| Watchdog: A dog on Mahatma Gandhi Marg during the state parade rehearsals on the eve of Independence Day celebrations in Bhubaneswar. Picture by Ashwinee Pati |
Political grapevine has been set abuzz following former finance minister Prafulla Chandra Ghadei’s visit to Naveen Nivas last week. This was the first personal meeting of Ghadei with chief minister Naveen Patnaik after being dropped from the ministry in the recent reshuffle.
The buzz in the political circles is that Ghadei, a veteran, who least expected his exclusion from the ministry, sought to convince the chief minister about his loyalty, over which a question mark was raised in the wake of May 29 coup attempt against Naveen.
Ghadei, according to sources, has also been worried about the future of his son Priti Ranjan, the MLA from Korei, whose run-in with BJD leader Hussain Rabi Gandhi seems to have earned the wrath of the chief minister. Only future will tell whether Ghadei’s meeting with Naveen will have any positive impact on his and his son’s political careers.
All for an agenda
When yoga practitioner Baba Ramdev visited Bhubaneswar in June, he met with chief minister Naveen Patnaik at the latter’s residence. Before leaving Naveen Nivas, the Baba had blessed Naveen saying that he would rule the state for three more terms, a compliment which had the latter grinning from ear to ear. Naveen returned Baba’s compliment recently by extending support to his movement when the saffron-robed Ramdev sat on a fast at the Ramlila ground in Delhi.
He even sent BJD Rajya Sabha member Rabi Mohapatra to the Ramila Maidan to share the dais with Baba. The chief minister, however, had a more serious purpose behind all this. He wanted to raise his own profile as an anti-corruption crusader, which has been crucial to his political fortunes in the state.
Instead of flaunting his enhanced political status and clout, finance minister Prasanna Acharya is being extremely cautious in his dealings. Sources close to him describe it as a case of being once bitten twice shy. They recall that in the immediate wake of the failed coup against the chief minister, Acharya had gone to town with the statement that Biju Janata Dal would try to bring together the members of the extended Biju Parivar — a term loosely applied to the followers of late Biju Patnaik many of whom left the BJD long ago.
This, however, raised the hackles of a section of his party leaders who promptly lodged a complaint with the chief minister that Acharya had spoken out of turn.

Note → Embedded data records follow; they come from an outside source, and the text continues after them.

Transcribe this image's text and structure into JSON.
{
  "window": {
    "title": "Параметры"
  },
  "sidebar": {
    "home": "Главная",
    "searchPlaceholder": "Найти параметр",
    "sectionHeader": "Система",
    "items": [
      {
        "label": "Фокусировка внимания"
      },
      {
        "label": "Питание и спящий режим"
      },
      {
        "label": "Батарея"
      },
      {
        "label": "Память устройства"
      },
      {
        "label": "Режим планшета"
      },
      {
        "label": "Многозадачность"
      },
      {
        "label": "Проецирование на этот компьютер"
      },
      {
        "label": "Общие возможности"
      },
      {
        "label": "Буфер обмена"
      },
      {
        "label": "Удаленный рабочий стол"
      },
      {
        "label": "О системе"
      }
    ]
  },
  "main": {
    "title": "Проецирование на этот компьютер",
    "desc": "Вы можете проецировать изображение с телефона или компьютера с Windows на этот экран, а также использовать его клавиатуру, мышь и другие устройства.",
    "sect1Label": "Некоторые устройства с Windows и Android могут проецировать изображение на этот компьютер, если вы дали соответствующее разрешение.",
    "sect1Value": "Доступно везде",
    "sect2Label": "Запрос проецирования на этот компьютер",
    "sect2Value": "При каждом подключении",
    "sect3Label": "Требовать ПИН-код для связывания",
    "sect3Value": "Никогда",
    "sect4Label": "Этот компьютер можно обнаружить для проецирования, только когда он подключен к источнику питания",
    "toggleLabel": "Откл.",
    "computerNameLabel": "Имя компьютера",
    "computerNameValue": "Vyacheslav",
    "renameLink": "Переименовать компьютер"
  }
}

What followed, according to sources, was a royal snub from the chief minister, which the finance minister is yet to forget.
At his preachy best
As Union environment minister Jairam Ramesh had a running battle with the Naveen Patnaik government over mega projects such as Posco and the Vedanta alumina refinery.
He continues to be critical of and preachy towards the state government in his latest avatar as the rural development minister at the Centre.
Ramesh, who apparently thinks that Odisha has not done its bit for the state’s tribals, which has aggravated the problem of the Maoist insurgency, last week advised the chief minister to take a leaf out of Maharashtra government’s book and transfer the power for harvesting and selling bamboo, the most important of the minor forest produce, to the gram panchayats. This, he appears to believe, would help reduce the disenchantment among the tribals against the government and stop them from flocking to the gun-toting rebels for “justice.”
Problem of perusal
The biggest worry of the new steel and mines minister Rajani Kant Singh is convincing major investors such as ArcelorMittal and Posco that Odisha has lost none of its lustre as an investment destination.
Both the companies have been facing problems with regard to their projects in the state and there are serious doubts in certain quarters over the government’s ability to resolve these issues.
ArcelorMittal chief Laxmi Mittal, in fact, was recently quoted in a section of the media saying that India no longer remained a priority for investment because of stiff local opposition to land acquisition. A similar kind of resistance has also been holding up the Posco project. Singh, no doubt, has a big problem on his hands.
Want of wand
Dissidents have stepped up their campaign against state Congress president Niranjan Patnaik.
The rebels, who a few months ago, had camped in Delhi to meet central party leaders with a litany of complaints against Patnaik, are reported to be planning yet another visit to the national capital to press for their demand for his removal.
Though Patnaik, a former minister, continues to enjoy the confidence of AICC-nominated state Congress affairs in-charge Jagdish Tytler, his case has been weakened by the fact that the party is yet to win a single election under his leadership.
Dissidents describe him as lacklustre and bereft of any kind charisma. Patnaik would need nothing short of a magic wand to turn the tables on his critics.